Element data from apps and pages
+===+

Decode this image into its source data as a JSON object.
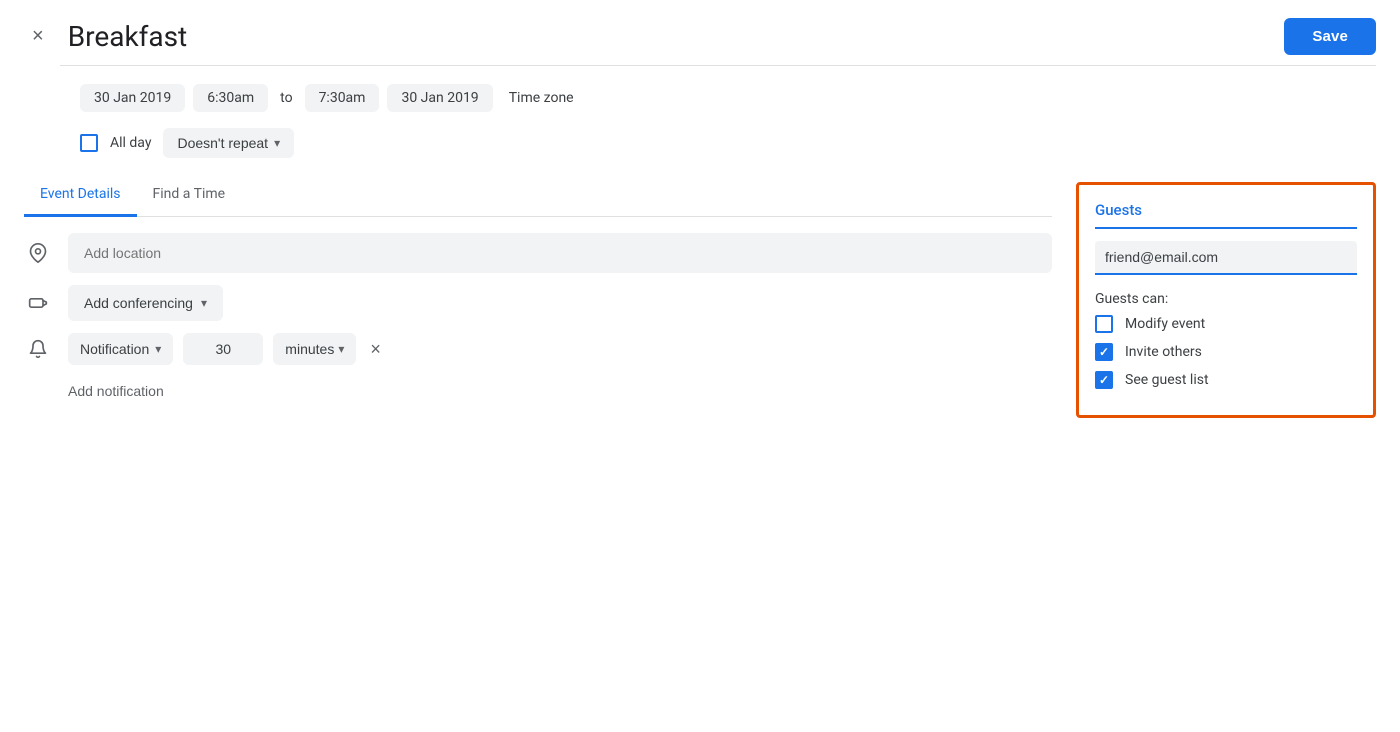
{
  "header": {
    "close_icon": "×",
    "title": "Breakfast",
    "save_label": "Save"
  },
  "datetime": {
    "start_date": "30 Jan 2019",
    "start_time": "6:30am",
    "to": "to",
    "end_time": "7:30am",
    "end_date": "30 Jan 2019",
    "timezone": "Time zone"
  },
  "allday": {
    "label": "All day",
    "repeat_label": "Doesn't repeat"
  },
  "tabs": [
    {
      "label": "Event Details",
      "active": true
    },
    {
      "label": "Find a Time",
      "active": false
    }
  ],
  "location": {
    "placeholder": "Add location"
  },
  "conferencing": {
    "label": "Add conferencing"
  },
  "notification": {
    "type": "Notification",
    "value": "30",
    "unit": "minutes"
  },
  "add_notification": {
    "label": "Add notification"
  },
  "guests": {
    "title": "Guests",
    "input_value": "friend@email.com",
    "can_label": "Guests can:",
    "permissions": [
      {
        "label": "Modify event",
        "checked": false
      },
      {
        "label": "Invite others",
        "checked": true
      },
      {
        "label": "See guest list",
        "checked": true
      }
    ]
  }
}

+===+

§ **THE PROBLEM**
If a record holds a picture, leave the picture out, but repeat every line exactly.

§ **REPLY**
Decode this image into its source data as a JSON object.
{
  "header": {
    "close_icon": "×",
    "title": "Breakfast",
    "save_label": "Save"
  },
  "datetime": {
    "start_date": "30 Jan 2019",
    "start_time": "6:30am",
    "to": "to",
    "end_time": "7:30am",
    "end_date": "30 Jan 2019",
    "timezone": "Time zone"
  },
  "allday": {
    "label": "All day",
    "repeat_label": "Doesn't repeat"
  },
  "tabs": [
    {
      "label": "Event Details",
      "active": true
    },
    {
      "label": "Find a Time",
      "active": false
    }
  ],
  "location": {
    "placeholder": "Add location"
  },
  "conferencing": {
    "label": "Add conferencing"
  },
  "notification": {
    "type": "Notification",
    "value": "30",
    "unit": "minutes"
  },
  "add_notification": {
    "label": "Add notification"
  },
  "guests": {
    "title": "Guests",
    "input_value": "friend@email.com",
    "can_label": "Guests can:",
    "permissions": [
      {
        "label": "Modify event",
        "checked": false
      },
      {
        "label": "Invite others",
        "checked": true
      },
      {
        "label": "See guest list",
        "checked": true
      }
    ]
  }
}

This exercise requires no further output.